## Task brief
Every line below needs to be reproduced exactly.
##### Records shown
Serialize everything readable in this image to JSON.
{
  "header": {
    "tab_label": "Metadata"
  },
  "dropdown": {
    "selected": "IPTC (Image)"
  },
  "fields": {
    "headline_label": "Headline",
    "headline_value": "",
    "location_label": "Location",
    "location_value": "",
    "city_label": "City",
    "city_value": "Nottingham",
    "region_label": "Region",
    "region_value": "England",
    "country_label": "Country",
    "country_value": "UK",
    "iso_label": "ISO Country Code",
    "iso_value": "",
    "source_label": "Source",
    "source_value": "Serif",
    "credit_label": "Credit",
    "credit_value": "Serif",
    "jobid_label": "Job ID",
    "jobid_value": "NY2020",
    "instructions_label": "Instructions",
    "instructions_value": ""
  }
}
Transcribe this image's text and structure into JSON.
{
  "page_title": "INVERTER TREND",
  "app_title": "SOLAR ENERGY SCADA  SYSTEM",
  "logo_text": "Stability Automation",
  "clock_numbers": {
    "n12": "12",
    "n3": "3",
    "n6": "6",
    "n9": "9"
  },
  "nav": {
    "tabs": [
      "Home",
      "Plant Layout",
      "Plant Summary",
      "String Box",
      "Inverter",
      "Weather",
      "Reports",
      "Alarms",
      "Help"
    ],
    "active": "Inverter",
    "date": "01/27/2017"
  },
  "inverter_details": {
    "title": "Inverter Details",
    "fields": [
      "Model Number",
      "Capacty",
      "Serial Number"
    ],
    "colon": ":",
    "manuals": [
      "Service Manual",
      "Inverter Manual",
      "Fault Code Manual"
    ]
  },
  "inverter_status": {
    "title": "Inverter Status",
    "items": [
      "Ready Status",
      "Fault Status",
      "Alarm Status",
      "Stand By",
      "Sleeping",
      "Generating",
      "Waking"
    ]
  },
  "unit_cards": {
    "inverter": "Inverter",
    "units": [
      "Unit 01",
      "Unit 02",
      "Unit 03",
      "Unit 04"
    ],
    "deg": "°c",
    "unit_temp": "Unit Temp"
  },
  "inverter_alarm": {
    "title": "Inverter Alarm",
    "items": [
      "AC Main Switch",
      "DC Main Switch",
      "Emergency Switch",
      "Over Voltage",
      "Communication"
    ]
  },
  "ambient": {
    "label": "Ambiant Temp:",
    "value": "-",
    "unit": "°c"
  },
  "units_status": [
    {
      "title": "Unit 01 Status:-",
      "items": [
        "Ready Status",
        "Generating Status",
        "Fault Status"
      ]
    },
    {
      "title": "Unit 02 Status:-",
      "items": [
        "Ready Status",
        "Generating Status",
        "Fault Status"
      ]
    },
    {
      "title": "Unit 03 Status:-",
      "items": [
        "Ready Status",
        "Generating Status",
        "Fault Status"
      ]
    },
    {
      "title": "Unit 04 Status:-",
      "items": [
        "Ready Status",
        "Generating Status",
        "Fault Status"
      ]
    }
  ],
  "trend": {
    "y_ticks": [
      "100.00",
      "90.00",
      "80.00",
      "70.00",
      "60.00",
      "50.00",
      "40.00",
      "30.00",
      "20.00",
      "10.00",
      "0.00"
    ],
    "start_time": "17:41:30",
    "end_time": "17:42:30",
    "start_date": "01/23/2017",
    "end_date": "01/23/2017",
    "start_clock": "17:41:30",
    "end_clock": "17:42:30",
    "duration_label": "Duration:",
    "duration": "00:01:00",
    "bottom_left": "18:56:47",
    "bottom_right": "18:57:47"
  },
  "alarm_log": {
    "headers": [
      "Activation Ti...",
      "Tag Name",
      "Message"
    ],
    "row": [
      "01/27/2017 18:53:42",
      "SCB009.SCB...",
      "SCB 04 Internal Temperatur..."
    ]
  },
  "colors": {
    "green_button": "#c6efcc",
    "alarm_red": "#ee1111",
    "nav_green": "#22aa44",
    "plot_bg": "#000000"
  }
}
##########
## Expected answer
Serialize everything readable in this image to JSON.
{
  "header": {
    "tab_label": "Metadata"
  },
  "dropdown": {
    "selected": "IPTC (Image)"
  },
  "fields": {
    "headline_label": "Headline",
    "headline_value": "",
    "location_label": "Location",
    "location_value": "",
    "city_label": "City",
    "city_value": "Nottingham",
    "region_label": "Region",
    "region_value": "England",
    "country_label": "Country",
    "country_value": "UK",
    "iso_label": "ISO Country Code",
    "iso_value": "",
    "source_label": "Source",
    "source_value": "Serif",
    "credit_label": "Credit",
    "credit_value": "Serif",
    "jobid_label": "Job ID",
    "jobid_value": "NY2020",
    "instructions_label": "Instructions",
    "instructions_value": ""
  }
}
Transcribe this image's text and structure into JSON.
{
  "page_title": "INVERTER TREND",
  "app_title": "SOLAR ENERGY SCADA  SYSTEM",
  "logo_text": "Stability Automation",
  "clock_numbers": {
    "n12": "12",
    "n3": "3",
    "n6": "6",
    "n9": "9"
  },
  "nav": {
    "tabs": [
      "Home",
      "Plant Layout",
      "Plant Summary",
      "String Box",
      "Inverter",
      "Weather",
      "Reports",
      "Alarms",
      "Help"
    ],
    "active": "Inverter",
    "date": "01/27/2017"
  },
  "inverter_details": {
    "title": "Inverter Details",
    "fields": [
      "Model Number",
      "Capacty",
      "Serial Number"
    ],
    "colon": ":",
    "manuals": [
      "Service Manual",
      "Inverter Manual",
      "Fault Code Manual"
    ]
  },
  "inverter_status": {
    "title": "Inverter Status",
    "items": [
      "Ready Status",
      "Fault Status",
      "Alarm Status",
      "Stand By",
      "Sleeping",
      "Generating",
      "Waking"
    ]
  },
  "unit_cards": {
    "inverter": "Inverter",
    "units": [
      "Unit 01",
      "Unit 02",
      "Unit 03",
      "Unit 04"
    ],
    "deg": "°c",
    "unit_temp": "Unit Temp"
  },
  "inverter_alarm": {
    "title": "Inverter Alarm",
    "items": [
      "AC Main Switch",
      "DC Main Switch",
      "Emergency Switch",
      "Over Voltage",
      "Communication"
    ]
  },
  "ambient": {
    "label": "Ambiant Temp:",
    "value": "-",
    "unit": "°c"
  },
  "units_status": [
    {
      "title": "Unit 01 Status:-",
      "items": [
        "Ready Status",
        "Generating Status",
        "Fault Status"
      ]
    },
    {
      "title": "Unit 02 Status:-",
      "items": [
        "Ready Status",
        "Generating Status",
        "Fault Status"
      ]
    },
    {
      "title": "Unit 03 Status:-",
      "items": [
        "Ready Status",
        "Generating Status",
        "Fault Status"
      ]
    },
    {
      "title": "Unit 04 Status:-",
      "items": [
        "Ready Status",
        "Generating Status",
        "Fault Status"
      ]
    }
  ],
  "trend": {
    "y_ticks": [
      "100.00",
      "90.00",
      "80.00",
      "70.00",
      "60.00",
      "50.00",
      "40.00",
      "30.00",
      "20.00",
      "10.00",
      "0.00"
    ],
    "start_time": "17:41:30",
    "end_time": "17:42:30",
    "start_date": "01/23/2017",
    "end_date": "01/23/2017",
    "start_clock": "17:41:30",
    "end_clock": "17:42:30",
    "duration_label": "Duration:",
    "duration": "00:01:00",
    "bottom_left": "18:56:47",
    "bottom_right": "18:57:47"
  },
  "alarm_log": {
    "headers": [
      "Activation Ti...",
      "Tag Name",
      "Message"
    ],
    "row": [
      "01/27/2017 18:53:42",
      "SCB009.SCB...",
      "SCB 04 Internal Temperatur..."
    ]
  },
  "colors": {
    "green_button": "#c6efcc",
    "alarm_red": "#ee1111",
    "nav_green": "#22aa44",
    "plot_bg": "#000000"
  }
}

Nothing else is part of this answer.